Exercise details »
Tell how many lines in the data below contain "операцию", using one number as the whole reply.

Start of Block

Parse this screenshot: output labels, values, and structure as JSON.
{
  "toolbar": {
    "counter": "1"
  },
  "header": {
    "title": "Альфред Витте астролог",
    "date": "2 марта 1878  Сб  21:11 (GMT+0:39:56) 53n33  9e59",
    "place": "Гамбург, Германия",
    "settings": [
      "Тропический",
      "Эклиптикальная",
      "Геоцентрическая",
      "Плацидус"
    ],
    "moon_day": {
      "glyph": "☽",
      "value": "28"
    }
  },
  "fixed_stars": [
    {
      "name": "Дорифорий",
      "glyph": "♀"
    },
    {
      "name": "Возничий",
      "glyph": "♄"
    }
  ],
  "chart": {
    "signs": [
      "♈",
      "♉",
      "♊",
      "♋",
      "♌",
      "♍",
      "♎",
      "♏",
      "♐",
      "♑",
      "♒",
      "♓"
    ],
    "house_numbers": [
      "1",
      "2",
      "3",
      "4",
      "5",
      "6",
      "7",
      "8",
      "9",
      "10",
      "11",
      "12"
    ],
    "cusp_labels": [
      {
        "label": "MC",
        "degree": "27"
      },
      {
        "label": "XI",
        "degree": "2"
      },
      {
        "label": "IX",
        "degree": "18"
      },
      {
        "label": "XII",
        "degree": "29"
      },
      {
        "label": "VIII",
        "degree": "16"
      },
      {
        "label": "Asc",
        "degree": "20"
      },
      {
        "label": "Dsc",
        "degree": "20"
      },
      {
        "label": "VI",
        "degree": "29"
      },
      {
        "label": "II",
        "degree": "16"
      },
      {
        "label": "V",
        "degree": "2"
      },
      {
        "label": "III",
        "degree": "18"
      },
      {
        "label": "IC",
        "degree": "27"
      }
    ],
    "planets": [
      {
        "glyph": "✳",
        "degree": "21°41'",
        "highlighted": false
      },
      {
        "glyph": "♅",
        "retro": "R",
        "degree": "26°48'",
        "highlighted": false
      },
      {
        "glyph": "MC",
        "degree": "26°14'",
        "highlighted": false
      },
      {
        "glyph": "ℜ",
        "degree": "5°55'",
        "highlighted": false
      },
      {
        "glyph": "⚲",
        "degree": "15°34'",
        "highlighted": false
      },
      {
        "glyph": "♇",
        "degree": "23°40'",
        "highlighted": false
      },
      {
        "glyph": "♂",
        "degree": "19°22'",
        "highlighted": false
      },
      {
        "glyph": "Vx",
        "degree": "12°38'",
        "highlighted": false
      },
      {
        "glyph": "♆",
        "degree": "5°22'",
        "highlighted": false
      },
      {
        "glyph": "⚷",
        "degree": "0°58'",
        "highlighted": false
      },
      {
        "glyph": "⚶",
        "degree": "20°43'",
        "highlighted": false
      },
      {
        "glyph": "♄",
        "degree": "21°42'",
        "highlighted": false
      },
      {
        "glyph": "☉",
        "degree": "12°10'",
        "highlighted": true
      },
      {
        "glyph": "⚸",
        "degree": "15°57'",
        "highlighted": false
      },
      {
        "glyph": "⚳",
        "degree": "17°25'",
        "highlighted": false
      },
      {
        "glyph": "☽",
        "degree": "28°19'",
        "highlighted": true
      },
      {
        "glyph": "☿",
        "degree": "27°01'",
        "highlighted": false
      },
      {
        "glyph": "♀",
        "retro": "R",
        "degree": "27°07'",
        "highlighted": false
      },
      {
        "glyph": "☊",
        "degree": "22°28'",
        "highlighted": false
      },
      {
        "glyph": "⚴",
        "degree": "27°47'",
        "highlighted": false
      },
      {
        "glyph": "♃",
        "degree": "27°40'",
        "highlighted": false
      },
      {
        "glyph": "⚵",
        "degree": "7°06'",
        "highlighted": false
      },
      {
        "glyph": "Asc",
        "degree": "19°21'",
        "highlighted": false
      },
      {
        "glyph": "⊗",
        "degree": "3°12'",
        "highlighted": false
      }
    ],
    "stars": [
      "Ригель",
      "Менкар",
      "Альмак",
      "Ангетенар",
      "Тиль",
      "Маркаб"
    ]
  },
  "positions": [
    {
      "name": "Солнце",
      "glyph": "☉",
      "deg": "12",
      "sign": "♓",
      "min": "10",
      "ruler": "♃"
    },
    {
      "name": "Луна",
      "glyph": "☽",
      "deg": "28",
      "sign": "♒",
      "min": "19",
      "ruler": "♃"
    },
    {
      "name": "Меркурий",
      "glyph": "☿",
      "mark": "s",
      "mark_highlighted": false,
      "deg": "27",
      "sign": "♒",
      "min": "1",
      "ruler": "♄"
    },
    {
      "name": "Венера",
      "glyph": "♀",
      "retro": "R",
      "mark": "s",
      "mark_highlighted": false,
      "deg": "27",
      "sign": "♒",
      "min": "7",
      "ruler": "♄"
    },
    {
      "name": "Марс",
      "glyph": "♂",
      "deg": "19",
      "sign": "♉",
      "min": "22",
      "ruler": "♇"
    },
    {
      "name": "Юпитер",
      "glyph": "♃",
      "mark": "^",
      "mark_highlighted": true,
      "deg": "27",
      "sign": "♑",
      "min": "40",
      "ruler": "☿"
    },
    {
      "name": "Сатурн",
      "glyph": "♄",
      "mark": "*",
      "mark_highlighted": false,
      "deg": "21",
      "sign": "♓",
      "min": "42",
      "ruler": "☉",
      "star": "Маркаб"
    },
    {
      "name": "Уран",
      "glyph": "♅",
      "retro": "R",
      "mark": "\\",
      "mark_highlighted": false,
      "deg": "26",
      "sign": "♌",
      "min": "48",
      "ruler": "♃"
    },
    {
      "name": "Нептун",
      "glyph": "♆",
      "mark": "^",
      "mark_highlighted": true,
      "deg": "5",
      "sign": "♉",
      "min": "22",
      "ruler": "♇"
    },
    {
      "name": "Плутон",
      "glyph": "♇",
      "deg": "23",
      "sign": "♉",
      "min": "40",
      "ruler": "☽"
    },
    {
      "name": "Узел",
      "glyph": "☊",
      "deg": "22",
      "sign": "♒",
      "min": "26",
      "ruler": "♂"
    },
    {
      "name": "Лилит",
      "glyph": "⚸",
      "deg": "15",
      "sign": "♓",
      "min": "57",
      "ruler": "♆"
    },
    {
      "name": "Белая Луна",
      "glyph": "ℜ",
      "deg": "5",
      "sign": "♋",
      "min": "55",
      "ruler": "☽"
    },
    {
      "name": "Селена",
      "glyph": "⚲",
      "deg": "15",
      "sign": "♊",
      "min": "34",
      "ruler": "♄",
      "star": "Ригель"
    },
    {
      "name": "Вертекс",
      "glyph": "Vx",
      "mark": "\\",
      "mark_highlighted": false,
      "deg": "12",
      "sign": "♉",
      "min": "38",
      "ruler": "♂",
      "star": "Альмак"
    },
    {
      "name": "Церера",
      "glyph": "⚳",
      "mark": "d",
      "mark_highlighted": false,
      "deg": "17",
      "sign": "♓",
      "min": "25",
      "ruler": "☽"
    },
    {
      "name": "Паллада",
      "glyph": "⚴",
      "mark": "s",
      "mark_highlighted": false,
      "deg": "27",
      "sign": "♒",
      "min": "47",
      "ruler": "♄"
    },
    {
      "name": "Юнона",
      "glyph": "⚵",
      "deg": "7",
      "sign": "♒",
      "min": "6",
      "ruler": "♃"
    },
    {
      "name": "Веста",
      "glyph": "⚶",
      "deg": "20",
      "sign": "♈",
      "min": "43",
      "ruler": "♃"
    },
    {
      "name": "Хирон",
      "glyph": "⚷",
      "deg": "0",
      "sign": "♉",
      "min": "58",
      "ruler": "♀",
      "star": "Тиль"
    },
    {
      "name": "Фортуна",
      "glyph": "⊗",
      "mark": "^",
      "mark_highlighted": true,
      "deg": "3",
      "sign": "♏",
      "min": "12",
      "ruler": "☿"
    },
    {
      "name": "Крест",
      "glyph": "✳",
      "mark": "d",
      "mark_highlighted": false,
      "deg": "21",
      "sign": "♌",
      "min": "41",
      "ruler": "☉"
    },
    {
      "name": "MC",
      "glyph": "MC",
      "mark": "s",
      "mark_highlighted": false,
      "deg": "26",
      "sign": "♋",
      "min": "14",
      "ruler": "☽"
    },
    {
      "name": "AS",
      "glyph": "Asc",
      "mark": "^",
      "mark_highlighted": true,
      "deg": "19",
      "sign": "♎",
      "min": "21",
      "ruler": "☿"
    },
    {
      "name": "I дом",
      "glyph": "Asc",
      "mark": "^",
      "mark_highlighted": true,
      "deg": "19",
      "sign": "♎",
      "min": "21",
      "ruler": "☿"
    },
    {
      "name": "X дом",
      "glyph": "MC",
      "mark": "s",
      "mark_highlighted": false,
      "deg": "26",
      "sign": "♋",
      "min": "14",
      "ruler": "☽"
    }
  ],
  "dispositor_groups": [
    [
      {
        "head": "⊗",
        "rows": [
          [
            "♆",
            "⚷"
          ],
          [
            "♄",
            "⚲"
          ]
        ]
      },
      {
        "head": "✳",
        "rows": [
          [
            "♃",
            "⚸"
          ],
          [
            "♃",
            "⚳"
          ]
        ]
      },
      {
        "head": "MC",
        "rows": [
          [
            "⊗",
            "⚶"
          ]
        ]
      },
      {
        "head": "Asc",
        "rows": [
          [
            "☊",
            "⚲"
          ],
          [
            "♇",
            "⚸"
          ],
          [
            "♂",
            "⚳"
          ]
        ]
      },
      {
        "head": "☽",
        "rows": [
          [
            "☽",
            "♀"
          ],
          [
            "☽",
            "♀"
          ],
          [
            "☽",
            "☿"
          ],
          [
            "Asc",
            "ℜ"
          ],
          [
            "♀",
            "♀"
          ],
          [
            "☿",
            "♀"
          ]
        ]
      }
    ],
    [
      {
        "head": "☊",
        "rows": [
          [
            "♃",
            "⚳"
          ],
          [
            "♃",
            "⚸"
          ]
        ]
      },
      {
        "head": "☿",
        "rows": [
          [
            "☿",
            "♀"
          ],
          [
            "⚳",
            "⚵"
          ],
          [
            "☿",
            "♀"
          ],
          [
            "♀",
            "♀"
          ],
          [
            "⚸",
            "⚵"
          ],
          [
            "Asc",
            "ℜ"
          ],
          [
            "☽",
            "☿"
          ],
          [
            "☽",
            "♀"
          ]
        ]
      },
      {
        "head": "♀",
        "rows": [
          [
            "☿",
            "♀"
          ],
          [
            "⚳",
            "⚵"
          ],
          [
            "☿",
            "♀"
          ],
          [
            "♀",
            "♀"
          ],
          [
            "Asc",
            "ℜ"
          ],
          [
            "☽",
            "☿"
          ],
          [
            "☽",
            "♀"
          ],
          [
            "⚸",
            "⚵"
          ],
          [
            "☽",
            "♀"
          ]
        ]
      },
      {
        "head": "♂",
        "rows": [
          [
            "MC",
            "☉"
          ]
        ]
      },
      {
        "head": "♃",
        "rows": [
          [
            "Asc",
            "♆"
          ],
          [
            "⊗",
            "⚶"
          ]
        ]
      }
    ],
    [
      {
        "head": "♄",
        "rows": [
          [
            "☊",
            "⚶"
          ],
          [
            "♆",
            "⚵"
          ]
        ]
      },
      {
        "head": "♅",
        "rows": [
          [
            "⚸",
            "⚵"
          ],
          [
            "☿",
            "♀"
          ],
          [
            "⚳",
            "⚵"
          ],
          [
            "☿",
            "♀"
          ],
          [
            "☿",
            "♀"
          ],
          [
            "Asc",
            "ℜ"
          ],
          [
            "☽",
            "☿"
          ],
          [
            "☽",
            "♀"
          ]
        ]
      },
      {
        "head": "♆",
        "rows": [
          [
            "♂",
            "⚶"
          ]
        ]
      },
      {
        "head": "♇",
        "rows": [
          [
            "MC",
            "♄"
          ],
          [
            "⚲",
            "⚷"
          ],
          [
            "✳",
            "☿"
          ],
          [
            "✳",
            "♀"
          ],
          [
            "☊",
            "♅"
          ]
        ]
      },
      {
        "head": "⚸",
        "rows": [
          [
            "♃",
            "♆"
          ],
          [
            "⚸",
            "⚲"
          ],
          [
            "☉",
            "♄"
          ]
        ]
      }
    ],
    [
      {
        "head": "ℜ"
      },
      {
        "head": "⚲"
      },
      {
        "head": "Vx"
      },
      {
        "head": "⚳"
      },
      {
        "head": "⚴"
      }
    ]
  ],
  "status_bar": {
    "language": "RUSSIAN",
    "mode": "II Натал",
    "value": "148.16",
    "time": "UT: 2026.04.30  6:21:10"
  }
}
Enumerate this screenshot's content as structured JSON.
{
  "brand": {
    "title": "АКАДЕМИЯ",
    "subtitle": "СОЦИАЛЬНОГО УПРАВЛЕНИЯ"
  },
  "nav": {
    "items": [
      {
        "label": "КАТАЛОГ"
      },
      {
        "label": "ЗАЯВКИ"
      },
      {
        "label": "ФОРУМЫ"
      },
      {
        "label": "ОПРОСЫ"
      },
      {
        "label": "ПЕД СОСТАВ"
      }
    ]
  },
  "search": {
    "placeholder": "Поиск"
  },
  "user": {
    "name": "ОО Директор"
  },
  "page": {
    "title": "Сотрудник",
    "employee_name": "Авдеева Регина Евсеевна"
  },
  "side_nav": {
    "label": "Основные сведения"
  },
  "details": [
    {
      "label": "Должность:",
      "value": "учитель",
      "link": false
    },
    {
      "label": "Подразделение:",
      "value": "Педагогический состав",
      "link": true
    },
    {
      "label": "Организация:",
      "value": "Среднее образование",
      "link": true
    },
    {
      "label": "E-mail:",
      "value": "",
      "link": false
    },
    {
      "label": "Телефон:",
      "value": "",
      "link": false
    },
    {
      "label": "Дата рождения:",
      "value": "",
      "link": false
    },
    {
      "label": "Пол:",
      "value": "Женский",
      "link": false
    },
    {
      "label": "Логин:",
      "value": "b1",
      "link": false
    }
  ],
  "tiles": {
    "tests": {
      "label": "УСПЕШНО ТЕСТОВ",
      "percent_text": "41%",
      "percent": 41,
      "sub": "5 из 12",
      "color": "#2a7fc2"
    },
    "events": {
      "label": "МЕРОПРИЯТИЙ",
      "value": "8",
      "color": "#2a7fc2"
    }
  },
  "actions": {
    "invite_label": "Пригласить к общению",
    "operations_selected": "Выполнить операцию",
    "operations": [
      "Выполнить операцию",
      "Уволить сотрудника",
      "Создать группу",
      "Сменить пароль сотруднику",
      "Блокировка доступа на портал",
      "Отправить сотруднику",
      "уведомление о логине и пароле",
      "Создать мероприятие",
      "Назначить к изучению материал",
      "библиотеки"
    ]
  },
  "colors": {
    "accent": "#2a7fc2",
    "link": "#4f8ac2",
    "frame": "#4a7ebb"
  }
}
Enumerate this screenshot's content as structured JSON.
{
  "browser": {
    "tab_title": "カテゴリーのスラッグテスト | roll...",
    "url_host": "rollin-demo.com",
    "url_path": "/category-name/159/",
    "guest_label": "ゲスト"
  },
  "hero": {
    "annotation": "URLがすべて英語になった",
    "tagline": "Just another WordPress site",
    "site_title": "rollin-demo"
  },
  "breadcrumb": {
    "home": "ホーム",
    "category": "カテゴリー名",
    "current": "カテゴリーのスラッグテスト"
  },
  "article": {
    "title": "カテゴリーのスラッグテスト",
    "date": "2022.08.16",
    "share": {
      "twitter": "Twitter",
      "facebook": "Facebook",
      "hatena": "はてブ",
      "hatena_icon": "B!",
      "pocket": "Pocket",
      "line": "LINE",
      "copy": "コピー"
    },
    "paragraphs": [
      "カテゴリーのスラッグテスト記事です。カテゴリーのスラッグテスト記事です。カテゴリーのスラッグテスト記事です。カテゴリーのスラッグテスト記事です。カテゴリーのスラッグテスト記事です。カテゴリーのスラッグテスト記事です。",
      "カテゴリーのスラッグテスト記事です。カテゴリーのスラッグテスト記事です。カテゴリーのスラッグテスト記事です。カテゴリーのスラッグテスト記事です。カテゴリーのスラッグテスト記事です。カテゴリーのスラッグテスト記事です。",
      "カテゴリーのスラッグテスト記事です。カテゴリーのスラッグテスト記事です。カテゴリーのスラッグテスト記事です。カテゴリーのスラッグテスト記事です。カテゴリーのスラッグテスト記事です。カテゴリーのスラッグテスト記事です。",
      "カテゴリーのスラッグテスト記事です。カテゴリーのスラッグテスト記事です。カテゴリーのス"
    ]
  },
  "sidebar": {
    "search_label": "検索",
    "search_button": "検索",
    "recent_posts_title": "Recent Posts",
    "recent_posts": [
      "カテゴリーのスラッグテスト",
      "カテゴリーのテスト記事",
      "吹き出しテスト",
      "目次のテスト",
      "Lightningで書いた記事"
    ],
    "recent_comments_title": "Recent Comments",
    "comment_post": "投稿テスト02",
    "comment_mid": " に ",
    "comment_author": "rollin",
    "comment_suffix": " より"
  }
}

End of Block

Result of the task »
2